Can Personality Change?
The question, "Can Personality Change?" has absorbed psychologists since William James first proposed that personality was "set in plaster" by early adulthood. Although there is substantial evidence for both personality stability and change, the trick is to understand what changes and what does not, when to expect stability and when to expect change, and why these occur as they do.
In this volume, leading figures in the field of personality research examine provocative theories of change and stability, present important new data from longitudinal research, and discuss state-of-the-art measurement issues. In addition to exploring solid traditional approaches to studying personality stability and change, this volume stimulates fresh insights by examining such processes as sudden transformational change; by looking to the addiction and recovery field for clues as to how change occurs or is blocked; and by tracing precursors to change, such as the "crystallization of discontent."
Whether personality can change is arguably one of the most important and interesting issues facing psychologists today.
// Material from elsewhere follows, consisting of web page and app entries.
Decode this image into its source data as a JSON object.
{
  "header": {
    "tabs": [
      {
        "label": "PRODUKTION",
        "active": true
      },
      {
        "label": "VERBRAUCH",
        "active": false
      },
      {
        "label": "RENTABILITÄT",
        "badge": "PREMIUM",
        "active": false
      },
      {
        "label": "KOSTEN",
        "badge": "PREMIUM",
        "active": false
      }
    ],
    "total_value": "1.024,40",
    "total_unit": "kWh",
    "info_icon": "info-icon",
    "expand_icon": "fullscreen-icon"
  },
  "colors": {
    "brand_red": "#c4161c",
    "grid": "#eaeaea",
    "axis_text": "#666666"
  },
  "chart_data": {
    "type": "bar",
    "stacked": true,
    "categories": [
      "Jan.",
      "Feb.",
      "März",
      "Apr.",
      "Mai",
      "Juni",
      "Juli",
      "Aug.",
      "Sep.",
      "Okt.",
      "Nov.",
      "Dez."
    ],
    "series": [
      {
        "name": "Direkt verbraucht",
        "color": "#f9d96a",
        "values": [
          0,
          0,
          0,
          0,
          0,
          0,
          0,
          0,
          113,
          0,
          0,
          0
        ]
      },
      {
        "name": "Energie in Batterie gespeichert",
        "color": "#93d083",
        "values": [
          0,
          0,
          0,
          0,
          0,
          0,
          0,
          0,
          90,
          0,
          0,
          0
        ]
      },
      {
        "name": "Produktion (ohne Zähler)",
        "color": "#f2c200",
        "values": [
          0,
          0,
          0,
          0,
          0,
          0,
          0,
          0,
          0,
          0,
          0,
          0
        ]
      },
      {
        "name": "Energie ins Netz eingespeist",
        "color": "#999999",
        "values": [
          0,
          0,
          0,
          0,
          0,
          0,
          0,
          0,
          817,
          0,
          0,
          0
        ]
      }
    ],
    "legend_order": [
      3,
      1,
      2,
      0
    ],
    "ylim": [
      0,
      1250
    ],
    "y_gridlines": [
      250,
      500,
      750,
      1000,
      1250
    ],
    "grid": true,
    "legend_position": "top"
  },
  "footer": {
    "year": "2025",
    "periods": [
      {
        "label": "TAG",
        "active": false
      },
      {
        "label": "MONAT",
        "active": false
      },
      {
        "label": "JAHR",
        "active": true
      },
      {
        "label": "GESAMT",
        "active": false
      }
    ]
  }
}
This volume asks the right questions and arrives at answers that will intrigue all those whose research or practice is involved with how people change.